Among her articles is the award-winning "Preparing future secondary teachers for citizenship educator roles: A Possible Direction for Pre-Service Education in the New Century." It won the Distinguished Research in Teacher Education Award from the Association of Teacher Educators in 2001, and last year was included in a special volume on teacher education policy and practice by the Hong Kong Institute of Education.
A BGSU faculty member since 1998, Kubow holds master's and doctoral degrees in educational policy and administration from the University of Minnesota.
Outstanding Young Scholar
Dr. Pavel Anzenbacher Jr., an assistant professor of chemistry and photochemical sciences, came to BGSU in 2000 after completing postdoctoral work at the University of Texas at Austin.

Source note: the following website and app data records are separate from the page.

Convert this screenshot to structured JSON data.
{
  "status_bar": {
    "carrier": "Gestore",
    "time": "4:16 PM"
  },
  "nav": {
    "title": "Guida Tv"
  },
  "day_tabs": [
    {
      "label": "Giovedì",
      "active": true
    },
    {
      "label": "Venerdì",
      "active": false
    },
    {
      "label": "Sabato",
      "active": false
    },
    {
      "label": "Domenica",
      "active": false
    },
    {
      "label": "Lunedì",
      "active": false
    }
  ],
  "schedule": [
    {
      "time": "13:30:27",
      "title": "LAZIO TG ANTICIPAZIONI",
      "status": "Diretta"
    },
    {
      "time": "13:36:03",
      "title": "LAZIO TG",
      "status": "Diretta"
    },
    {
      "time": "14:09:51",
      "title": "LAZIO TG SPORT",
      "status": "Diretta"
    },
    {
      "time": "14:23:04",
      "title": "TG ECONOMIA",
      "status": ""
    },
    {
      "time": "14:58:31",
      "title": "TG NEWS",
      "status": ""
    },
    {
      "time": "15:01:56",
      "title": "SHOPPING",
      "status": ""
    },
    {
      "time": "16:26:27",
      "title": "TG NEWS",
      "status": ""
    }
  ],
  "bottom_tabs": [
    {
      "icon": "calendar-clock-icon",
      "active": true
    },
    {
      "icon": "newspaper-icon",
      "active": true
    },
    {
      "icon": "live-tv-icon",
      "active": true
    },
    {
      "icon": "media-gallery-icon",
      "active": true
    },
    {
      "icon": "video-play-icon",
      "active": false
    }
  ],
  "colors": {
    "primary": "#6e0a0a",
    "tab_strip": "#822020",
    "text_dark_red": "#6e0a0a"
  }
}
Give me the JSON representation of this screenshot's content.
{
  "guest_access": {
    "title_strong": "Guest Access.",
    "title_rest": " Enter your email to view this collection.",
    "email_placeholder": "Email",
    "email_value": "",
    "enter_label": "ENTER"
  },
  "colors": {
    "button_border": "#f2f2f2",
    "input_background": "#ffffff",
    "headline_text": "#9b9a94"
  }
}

Since his arrival, Anzenbacher has secured more than $1 million in external grant funding as principal investigator. "This is a truly remarkable achievement for any faculty member, let alone one who has been at this university for such a short period of time," says his nominator, Dr. Michael Ogawa, a professor of chemistry and chair of the department.
In the last seven months alone, Anzenbacher has received three grants from the National Science Foundation totaling almost $700,000. His research focuses on development of advanced photonic materials in two main areas: supramolecular materials for molecular sensing and materials for use in fabricating flat displays.
A native of Czechoslovakia (now the Czech Republic), Anzenbacher has also published 10 articles from BGSU in peer-reviewed journals; presented a number of posters and lectures at scientific meetings; served as a reviewer for NSF and other foundations and journals, and developed collaborations with American and international research groups.
"It is clear that these rich scientific collaborations will not only advance Pavel's career, but will help in strengthening the position of BGSU in the arena of international science," Ogawa adds.
Anzenbacher earned a Ph.D. in organic chemistry is from the Czech Academy of Sciences in Prague.
President's Award for Academic Advising of Undergraduate Students
The Office of Academic Enhancement serve the needs of distinct student populations through three advising programs-Pre-Major Advising, the University Program for Academic Success and Advanced High School Programs, including the Post-Secondary Enrollment Options and High School College Credit programs. Lisa McHugh Cesarini is director of academic enhancement, whose awardees also include Renee Clark, Tom Gorman, Barbara Laird, Mary Lynn Pozniak, Brynn Pullano, Nicole Schwab and associate director Mary Beth Skelly.
"Throughout my three-year-stay with the program, I was mentored, guided, listened to and encouraged to explore many different academic areas of interest," wrote one student, summing up her experience with the office.
"Through this program, I was able to contact other offices, instructors and programs about what they had to offer at BGSU. Thanks to the countless visits and sessions, I am well on my way to graduating in May 2004."
To learn more and for recipient photos, please click on the links below: